- TASK DIRECTIONS
Everything in the records should be repeated exactly.
* * *
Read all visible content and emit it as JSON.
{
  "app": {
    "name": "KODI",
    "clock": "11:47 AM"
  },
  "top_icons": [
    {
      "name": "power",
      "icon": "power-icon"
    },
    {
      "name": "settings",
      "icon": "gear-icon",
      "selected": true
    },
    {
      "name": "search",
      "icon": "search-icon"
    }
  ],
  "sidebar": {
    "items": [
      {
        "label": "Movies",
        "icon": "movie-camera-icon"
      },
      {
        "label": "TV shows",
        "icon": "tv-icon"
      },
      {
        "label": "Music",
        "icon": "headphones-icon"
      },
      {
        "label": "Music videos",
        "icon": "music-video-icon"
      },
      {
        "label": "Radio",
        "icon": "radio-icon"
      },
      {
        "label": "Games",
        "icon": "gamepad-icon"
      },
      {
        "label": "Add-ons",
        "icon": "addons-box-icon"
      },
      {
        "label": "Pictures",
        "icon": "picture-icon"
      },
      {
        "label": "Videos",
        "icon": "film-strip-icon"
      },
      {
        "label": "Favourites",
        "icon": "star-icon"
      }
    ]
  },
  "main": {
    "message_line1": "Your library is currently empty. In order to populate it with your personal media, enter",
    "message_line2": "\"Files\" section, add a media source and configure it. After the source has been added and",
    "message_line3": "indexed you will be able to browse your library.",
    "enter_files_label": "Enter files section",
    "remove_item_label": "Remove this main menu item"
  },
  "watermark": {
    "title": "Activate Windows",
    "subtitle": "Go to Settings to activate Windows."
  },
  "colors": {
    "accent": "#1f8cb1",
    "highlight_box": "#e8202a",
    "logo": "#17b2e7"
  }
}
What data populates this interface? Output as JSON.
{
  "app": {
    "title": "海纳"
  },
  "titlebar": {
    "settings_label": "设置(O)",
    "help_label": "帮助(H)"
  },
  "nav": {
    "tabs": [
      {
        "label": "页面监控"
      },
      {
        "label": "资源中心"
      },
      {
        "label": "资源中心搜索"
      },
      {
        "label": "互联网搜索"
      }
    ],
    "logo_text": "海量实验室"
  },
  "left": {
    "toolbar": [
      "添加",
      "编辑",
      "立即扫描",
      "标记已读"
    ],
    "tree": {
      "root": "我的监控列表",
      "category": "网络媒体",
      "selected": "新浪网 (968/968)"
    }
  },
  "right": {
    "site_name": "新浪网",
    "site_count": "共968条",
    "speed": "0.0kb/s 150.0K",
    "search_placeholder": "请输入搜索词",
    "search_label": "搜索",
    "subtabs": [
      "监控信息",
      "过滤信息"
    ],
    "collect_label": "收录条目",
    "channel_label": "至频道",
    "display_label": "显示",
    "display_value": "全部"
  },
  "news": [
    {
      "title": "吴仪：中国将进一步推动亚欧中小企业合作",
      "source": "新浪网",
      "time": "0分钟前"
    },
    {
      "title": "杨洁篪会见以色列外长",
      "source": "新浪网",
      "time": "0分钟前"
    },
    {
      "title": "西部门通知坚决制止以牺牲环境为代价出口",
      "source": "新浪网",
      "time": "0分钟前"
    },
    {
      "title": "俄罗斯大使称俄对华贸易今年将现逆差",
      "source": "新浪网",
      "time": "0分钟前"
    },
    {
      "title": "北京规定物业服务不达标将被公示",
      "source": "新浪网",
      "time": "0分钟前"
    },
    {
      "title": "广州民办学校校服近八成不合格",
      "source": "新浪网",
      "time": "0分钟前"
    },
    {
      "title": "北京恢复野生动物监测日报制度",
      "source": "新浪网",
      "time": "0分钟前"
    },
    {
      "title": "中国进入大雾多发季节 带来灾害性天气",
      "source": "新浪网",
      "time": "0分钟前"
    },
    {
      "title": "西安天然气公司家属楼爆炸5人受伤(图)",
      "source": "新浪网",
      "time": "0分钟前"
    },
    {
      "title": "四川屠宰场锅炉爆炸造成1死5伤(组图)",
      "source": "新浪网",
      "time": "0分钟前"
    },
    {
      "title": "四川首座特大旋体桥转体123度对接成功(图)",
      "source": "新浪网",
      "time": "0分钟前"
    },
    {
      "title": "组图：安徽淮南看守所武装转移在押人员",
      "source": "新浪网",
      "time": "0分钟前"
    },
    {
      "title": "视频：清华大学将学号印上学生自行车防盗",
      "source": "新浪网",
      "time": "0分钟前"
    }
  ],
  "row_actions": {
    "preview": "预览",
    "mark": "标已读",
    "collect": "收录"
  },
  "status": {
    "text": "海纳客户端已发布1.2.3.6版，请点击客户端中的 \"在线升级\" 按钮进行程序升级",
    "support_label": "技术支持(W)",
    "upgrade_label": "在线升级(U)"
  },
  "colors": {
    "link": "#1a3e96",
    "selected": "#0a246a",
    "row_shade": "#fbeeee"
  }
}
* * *
- OUTPUT BELOW
Read all visible content and emit it as JSON.
{
  "app": {
    "name": "KODI",
    "clock": "11:47 AM"
  },
  "top_icons": [
    {
      "name": "power",
      "icon": "power-icon"
    },
    {
      "name": "settings",
      "icon": "gear-icon",
      "selected": true
    },
    {
      "name": "search",
      "icon": "search-icon"
    }
  ],
  "sidebar": {
    "items": [
      {
        "label": "Movies",
        "icon": "movie-camera-icon"
      },
      {
        "label": "TV shows",
        "icon": "tv-icon"
      },
      {
        "label": "Music",
        "icon": "headphones-icon"
      },
      {
        "label": "Music videos",
        "icon": "music-video-icon"
      },
      {
        "label": "Radio",
        "icon": "radio-icon"
      },
      {
        "label": "Games",
        "icon": "gamepad-icon"
      },
      {
        "label": "Add-ons",
        "icon": "addons-box-icon"
      },
      {
        "label": "Pictures",
        "icon": "picture-icon"
      },
      {
        "label": "Videos",
        "icon": "film-strip-icon"
      },
      {
        "label": "Favourites",
        "icon": "star-icon"
      }
    ]
  },
  "main": {
    "message_line1": "Your library is currently empty. In order to populate it with your personal media, enter",
    "message_line2": "\"Files\" section, add a media source and configure it. After the source has been added and",
    "message_line3": "indexed you will be able to browse your library.",
    "enter_files_label": "Enter files section",
    "remove_item_label": "Remove this main menu item"
  },
  "watermark": {
    "title": "Activate Windows",
    "subtitle": "Go to Settings to activate Windows."
  },
  "colors": {
    "accent": "#1f8cb1",
    "highlight_box": "#e8202a",
    "logo": "#17b2e7"
  }
}
What data populates this interface? Output as JSON.
{
  "app": {
    "title": "海纳"
  },
  "titlebar": {
    "settings_label": "设置(O)",
    "help_label": "帮助(H)"
  },
  "nav": {
    "tabs": [
      {
        "label": "页面监控"
      },
      {
        "label": "资源中心"
      },
      {
        "label": "资源中心搜索"
      },
      {
        "label": "互联网搜索"
      }
    ],
    "logo_text": "海量实验室"
  },
  "left": {
    "toolbar": [
      "添加",
      "编辑",
      "立即扫描",
      "标记已读"
    ],
    "tree": {
      "root": "我的监控列表",
      "category": "网络媒体",
      "selected": "新浪网 (968/968)"
    }
  },
  "right": {
    "site_name": "新浪网",
    "site_count": "共968条",
    "speed": "0.0kb/s 150.0K",
    "search_placeholder": "请输入搜索词",
    "search_label": "搜索",
    "subtabs": [
      "监控信息",
      "过滤信息"
    ],
    "collect_label": "收录条目",
    "channel_label": "至频道",
    "display_label": "显示",
    "display_value": "全部"
  },
  "news": [
    {
      "title": "吴仪：中国将进一步推动亚欧中小企业合作",
      "source": "新浪网",
      "time": "0分钟前"
    },
    {
      "title": "杨洁篪会见以色列外长",
      "source": "新浪网",
      "time": "0分钟前"
    },
    {
      "title": "西部门通知坚决制止以牺牲环境为代价出口",
      "source": "新浪网",
      "time": "0分钟前"
    },
    {
      "title": "俄罗斯大使称俄对华贸易今年将现逆差",
      "source": "新浪网",
      "time": "0分钟前"
    },
    {
      "title": "北京规定物业服务不达标将被公示",
      "source": "新浪网",
      "time": "0分钟前"
    },
    {
      "title": "广州民办学校校服近八成不合格",
      "source": "新浪网",
      "time": "0分钟前"
    },
    {
      "title": "北京恢复野生动物监测日报制度",
      "source": "新浪网",
      "time": "0分钟前"
    },
    {
      "title": "中国进入大雾多发季节 带来灾害性天气",
      "source": "新浪网",
      "time": "0分钟前"
    },
    {
      "title": "西安天然气公司家属楼爆炸5人受伤(图)",
      "source": "新浪网",
      "time": "0分钟前"
    },
    {
      "title": "四川屠宰场锅炉爆炸造成1死5伤(组图)",
      "source": "新浪网",
      "time": "0分钟前"
    },
    {
      "title": "四川首座特大旋体桥转体123度对接成功(图)",
      "source": "新浪网",
      "time": "0分钟前"
    },
    {
      "title": "组图：安徽淮南看守所武装转移在押人员",
      "source": "新浪网",
      "time": "0分钟前"
    },
    {
      "title": "视频：清华大学将学号印上学生自行车防盗",
      "source": "新浪网",
      "time": "0分钟前"
    }
  ],
  "row_actions": {
    "preview": "预览",
    "mark": "标已读",
    "collect": "收录"
  },
  "status": {
    "text": "海纳客户端已发布1.2.3.6版，请点击客户端中的 \"在线升级\" 按钮进行程序升级",
    "support_label": "技术支持(W)",
    "upgrade_label": "在线升级(U)"
  },
  "colors": {
    "link": "#1a3e96",
    "selected": "#0a246a",
    "row_shade": "#fbeeee"
  }
}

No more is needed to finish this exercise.